It started as an extra-credit assignment in Prof. Rachelle Spell‘s Introduction to Biology course: Learn how doctors currently test for the Ebola virus and come up with a faster, more affordable idea.
Now it’s turned into a crowdfunding campaign to make a prototype for freshmen Rostam Zafari (left in above photo) and Brian Goldstone. They hope to develop REDS, Rapid Ebola Detection Strips, a portable, fast, less expensive, user-friendly approach to detecting the virus in the field.
Read more at Emory News Center
Photo by Emory Photo/Video
Eddie Kovel 13C, a business major with a predictive health minor, talks about his innovative business idea, an exercise card game (Playout: The Game), which grew out of his human health studies at Emory.

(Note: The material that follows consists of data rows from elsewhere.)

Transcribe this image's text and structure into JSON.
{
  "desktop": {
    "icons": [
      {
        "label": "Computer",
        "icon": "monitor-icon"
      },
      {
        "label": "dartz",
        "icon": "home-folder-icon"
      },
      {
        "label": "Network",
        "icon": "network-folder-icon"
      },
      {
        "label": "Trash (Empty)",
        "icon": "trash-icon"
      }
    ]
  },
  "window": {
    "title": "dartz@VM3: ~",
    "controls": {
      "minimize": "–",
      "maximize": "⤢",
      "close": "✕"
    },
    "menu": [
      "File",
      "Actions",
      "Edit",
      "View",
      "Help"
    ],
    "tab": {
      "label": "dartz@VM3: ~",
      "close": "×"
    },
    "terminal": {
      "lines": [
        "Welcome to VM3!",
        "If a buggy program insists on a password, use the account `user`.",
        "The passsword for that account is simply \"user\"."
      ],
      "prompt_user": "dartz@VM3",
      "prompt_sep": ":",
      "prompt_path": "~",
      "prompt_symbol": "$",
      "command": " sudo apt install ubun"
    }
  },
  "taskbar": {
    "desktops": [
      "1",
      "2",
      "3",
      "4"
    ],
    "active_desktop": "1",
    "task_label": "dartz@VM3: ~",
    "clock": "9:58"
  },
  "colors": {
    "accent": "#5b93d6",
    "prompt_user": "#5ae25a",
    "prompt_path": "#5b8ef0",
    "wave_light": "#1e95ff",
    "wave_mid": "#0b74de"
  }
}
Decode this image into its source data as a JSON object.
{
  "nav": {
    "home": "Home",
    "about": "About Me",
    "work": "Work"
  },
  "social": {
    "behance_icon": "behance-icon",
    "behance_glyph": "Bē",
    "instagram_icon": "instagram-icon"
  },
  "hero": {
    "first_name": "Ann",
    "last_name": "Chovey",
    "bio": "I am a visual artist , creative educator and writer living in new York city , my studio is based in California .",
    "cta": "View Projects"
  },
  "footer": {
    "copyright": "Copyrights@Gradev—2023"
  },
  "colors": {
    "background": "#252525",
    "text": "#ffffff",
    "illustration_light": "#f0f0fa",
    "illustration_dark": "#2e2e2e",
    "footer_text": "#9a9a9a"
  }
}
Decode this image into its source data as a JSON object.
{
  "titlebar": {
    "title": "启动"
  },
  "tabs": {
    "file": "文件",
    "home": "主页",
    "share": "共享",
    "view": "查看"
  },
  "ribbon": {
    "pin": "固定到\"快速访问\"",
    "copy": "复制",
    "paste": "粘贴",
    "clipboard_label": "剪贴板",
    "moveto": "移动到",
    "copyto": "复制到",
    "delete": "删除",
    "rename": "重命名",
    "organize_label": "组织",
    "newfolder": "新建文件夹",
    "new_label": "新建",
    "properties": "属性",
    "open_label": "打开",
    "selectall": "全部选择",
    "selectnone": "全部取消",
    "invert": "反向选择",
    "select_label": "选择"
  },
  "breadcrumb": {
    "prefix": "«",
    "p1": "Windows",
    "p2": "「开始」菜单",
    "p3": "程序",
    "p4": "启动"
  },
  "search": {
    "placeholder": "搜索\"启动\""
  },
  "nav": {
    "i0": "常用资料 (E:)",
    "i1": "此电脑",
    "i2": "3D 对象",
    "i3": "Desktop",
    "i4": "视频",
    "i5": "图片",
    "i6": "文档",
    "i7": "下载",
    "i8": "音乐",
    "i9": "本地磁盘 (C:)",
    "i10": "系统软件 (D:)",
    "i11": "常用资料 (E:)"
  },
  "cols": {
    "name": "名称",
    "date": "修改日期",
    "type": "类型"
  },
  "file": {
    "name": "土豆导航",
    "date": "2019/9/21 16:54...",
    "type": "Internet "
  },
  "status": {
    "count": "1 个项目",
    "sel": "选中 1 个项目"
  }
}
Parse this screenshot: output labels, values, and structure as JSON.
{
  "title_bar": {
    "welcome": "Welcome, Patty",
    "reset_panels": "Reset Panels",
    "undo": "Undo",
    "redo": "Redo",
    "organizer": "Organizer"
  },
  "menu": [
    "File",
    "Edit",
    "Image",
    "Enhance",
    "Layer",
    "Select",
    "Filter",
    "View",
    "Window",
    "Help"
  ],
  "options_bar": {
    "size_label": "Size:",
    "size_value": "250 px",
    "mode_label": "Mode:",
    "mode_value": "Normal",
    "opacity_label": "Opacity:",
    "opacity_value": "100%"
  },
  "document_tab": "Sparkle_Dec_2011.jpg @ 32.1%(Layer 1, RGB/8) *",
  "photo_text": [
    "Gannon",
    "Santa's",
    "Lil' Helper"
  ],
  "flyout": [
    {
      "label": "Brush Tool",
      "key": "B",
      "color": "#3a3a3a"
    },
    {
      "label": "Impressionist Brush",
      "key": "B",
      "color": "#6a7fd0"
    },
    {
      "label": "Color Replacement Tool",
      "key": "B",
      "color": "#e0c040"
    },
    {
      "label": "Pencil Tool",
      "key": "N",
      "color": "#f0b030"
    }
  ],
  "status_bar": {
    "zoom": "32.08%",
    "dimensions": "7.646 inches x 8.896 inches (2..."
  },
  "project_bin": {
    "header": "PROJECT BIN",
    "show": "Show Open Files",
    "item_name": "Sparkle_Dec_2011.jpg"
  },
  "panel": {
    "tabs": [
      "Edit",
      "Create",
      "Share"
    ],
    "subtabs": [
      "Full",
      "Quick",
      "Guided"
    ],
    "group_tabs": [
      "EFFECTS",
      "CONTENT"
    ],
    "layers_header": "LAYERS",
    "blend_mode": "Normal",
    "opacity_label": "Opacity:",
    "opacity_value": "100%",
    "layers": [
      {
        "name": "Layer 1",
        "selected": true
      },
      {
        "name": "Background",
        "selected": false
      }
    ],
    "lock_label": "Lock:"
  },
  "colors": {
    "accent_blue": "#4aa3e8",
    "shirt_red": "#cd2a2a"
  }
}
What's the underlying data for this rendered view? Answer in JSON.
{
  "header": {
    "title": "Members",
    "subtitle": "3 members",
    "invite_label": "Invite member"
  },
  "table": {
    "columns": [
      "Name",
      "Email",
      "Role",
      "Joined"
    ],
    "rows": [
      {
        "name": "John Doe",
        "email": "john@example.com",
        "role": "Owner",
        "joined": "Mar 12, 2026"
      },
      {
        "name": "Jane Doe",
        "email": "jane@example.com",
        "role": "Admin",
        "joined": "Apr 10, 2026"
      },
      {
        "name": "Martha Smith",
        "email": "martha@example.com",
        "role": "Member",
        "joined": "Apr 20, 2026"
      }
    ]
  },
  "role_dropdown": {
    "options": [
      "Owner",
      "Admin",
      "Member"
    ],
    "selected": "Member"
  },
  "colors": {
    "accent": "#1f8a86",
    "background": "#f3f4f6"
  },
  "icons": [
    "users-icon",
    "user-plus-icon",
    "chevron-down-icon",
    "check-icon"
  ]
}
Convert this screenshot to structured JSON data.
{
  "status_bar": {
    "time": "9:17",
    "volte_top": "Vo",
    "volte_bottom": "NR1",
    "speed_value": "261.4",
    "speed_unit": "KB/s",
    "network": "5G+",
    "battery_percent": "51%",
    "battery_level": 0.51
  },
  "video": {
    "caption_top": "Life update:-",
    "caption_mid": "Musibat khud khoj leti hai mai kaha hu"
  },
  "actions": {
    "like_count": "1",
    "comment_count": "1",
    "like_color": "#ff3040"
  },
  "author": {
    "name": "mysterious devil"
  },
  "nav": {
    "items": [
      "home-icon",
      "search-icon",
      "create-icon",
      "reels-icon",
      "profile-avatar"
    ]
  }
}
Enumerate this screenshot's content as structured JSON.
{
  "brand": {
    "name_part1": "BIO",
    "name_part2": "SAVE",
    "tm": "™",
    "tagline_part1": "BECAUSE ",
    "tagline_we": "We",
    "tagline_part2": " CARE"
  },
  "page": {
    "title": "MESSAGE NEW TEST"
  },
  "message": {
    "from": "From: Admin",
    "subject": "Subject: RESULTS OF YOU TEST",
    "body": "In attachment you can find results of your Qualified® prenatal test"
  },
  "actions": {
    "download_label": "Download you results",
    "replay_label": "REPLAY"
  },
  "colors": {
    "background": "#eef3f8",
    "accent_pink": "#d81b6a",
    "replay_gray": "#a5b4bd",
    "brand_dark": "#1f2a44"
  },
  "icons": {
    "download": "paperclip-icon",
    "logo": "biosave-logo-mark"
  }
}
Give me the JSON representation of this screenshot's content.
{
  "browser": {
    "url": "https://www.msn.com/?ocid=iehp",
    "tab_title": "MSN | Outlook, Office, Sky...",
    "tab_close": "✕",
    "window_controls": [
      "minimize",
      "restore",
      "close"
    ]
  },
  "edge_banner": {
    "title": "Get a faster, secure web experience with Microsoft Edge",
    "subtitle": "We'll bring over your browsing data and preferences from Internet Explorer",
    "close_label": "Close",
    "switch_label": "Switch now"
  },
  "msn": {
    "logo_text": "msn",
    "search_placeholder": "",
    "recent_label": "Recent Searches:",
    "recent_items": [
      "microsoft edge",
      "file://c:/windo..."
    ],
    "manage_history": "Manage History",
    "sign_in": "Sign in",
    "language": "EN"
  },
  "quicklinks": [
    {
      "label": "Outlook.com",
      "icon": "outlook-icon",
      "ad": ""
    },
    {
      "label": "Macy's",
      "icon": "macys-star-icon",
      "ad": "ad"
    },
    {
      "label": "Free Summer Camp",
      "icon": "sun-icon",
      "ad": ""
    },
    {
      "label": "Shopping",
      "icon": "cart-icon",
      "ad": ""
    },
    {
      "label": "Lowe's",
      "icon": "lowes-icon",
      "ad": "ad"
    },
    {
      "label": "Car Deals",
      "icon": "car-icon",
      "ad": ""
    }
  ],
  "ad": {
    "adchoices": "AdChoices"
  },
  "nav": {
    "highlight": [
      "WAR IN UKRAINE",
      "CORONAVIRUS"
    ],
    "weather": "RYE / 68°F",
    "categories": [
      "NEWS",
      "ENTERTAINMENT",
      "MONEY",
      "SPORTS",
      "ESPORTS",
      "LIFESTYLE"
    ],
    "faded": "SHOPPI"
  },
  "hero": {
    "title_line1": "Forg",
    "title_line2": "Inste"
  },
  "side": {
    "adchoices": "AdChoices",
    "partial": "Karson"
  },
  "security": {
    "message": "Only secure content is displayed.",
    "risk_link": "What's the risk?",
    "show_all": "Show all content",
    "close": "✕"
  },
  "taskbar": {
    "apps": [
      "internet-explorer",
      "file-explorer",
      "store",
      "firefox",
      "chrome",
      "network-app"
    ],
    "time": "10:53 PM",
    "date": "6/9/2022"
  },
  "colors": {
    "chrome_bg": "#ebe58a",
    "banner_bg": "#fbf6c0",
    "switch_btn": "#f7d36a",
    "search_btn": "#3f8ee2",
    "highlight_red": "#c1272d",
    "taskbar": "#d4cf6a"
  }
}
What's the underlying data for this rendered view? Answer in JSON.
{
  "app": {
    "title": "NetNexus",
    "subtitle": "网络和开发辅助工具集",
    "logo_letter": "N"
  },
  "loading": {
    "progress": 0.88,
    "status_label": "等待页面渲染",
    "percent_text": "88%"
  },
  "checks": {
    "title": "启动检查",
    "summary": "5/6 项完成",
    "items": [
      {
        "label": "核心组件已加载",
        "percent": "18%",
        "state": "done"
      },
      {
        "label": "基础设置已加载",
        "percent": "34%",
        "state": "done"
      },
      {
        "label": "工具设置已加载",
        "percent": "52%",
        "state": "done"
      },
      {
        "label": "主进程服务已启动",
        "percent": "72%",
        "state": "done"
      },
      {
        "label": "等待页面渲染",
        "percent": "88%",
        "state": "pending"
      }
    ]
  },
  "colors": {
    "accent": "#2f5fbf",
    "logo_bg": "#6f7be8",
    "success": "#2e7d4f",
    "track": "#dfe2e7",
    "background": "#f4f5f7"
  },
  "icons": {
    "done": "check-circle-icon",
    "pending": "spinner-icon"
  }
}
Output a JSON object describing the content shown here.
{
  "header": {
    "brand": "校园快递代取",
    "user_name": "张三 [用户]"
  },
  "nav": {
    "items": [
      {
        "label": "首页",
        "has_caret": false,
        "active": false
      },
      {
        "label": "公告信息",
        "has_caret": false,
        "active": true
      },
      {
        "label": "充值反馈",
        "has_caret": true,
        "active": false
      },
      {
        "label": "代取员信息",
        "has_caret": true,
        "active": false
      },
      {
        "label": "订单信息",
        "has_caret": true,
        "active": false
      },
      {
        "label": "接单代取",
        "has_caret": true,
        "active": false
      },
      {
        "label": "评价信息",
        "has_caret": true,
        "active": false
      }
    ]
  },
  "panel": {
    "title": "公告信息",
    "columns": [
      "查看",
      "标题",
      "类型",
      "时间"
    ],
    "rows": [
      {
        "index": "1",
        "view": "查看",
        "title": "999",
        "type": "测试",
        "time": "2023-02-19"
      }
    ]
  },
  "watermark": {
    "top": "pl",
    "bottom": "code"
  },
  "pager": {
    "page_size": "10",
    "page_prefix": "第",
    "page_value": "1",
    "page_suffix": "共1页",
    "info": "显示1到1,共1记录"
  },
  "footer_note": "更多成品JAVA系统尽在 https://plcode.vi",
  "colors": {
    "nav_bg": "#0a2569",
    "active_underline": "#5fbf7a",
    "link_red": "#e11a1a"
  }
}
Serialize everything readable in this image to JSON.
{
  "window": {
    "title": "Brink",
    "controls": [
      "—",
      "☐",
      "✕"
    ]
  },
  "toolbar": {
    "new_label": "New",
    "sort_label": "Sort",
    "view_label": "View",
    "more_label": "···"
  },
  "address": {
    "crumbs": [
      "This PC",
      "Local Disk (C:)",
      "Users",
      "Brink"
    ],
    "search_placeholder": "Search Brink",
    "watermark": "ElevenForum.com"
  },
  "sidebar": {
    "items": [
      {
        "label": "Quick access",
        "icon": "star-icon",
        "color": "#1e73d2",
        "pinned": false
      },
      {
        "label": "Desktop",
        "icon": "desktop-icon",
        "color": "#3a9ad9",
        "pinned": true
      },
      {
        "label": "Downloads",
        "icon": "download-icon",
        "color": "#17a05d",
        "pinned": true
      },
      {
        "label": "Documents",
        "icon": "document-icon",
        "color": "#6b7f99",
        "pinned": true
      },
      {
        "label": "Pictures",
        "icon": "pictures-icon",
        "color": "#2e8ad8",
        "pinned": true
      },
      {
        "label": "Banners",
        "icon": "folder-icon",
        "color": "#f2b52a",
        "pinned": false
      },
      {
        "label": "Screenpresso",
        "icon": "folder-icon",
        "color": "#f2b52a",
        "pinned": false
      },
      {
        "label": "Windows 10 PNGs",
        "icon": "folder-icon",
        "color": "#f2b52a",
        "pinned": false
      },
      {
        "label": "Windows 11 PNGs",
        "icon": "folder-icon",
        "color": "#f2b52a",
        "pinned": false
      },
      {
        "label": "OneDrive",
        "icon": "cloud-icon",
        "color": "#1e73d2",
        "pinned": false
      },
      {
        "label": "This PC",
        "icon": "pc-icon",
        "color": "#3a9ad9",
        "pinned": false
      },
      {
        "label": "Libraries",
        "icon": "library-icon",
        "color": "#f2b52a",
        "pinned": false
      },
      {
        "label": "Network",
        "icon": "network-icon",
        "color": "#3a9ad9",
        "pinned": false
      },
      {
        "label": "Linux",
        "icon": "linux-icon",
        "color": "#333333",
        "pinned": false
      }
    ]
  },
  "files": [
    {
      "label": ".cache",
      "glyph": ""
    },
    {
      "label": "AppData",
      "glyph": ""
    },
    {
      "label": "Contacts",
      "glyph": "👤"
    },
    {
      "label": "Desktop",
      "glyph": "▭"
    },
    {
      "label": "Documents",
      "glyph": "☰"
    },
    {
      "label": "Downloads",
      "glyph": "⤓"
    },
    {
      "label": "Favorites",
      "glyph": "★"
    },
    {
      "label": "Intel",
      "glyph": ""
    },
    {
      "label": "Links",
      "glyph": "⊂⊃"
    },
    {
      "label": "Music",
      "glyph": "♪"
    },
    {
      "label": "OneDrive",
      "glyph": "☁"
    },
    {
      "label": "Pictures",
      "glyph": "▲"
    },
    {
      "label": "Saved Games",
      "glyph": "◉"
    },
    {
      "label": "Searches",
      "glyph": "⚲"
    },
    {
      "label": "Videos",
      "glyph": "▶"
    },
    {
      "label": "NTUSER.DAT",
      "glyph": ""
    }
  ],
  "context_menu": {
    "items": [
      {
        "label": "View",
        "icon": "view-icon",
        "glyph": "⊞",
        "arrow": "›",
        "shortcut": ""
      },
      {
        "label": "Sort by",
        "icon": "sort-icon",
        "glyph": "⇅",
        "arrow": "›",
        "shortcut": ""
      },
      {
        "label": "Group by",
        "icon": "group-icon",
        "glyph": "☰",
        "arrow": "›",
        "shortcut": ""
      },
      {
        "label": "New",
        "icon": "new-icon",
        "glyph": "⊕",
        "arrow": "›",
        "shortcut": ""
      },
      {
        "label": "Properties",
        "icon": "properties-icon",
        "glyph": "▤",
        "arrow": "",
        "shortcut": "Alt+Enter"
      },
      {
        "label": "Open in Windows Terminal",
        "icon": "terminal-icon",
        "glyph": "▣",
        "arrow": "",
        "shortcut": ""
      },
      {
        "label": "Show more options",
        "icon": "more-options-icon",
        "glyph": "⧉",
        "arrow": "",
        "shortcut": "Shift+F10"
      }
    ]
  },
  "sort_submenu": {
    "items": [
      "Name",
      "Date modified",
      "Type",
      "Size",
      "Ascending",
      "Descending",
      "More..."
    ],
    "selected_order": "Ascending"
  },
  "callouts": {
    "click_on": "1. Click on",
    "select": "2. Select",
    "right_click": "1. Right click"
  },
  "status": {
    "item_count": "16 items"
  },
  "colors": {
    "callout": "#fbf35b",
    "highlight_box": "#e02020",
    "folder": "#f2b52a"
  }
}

The field of human health is undergoing a dramatic transformation because of medical breakthroughs and social/demographic changes. As a new model that understands health as a positive condition rather than the mere absence of disease, it holds the promise of improving the well-being of individuals and communities throughout the world. One of the fastest growing sectors in the economy, the human health field is creating new opportunities in medicine, business, law, public policy, the arts, and elsewhere.
In higher education, the Emory Center for the Study of Human Health represents one of the first comprehensive efforts to bring together the resources of a major research university to advance knowledge and undergraduate education in this critical area.
Human Health YouTube Channel
Alex Boettcher 13C and Jai Seth 14C (both Economics majors and Sustainability minors) talk about the hydroponics system they built for the Dobbs University Center (DUC) this semester in order to promote sustainable and local food. The system currently grows about 50 heads of lettuce in 15 square-feet of space. Both Boettcher and Seth credit lots of support from Emory faculty and programs, particularly the Center for the Study of Human Health, Prof. Brian Campbell (Foundations of Sustainability class) and Interim Executive Director of Food Service Administration Kenny Hemmer.
See Emory Wheel article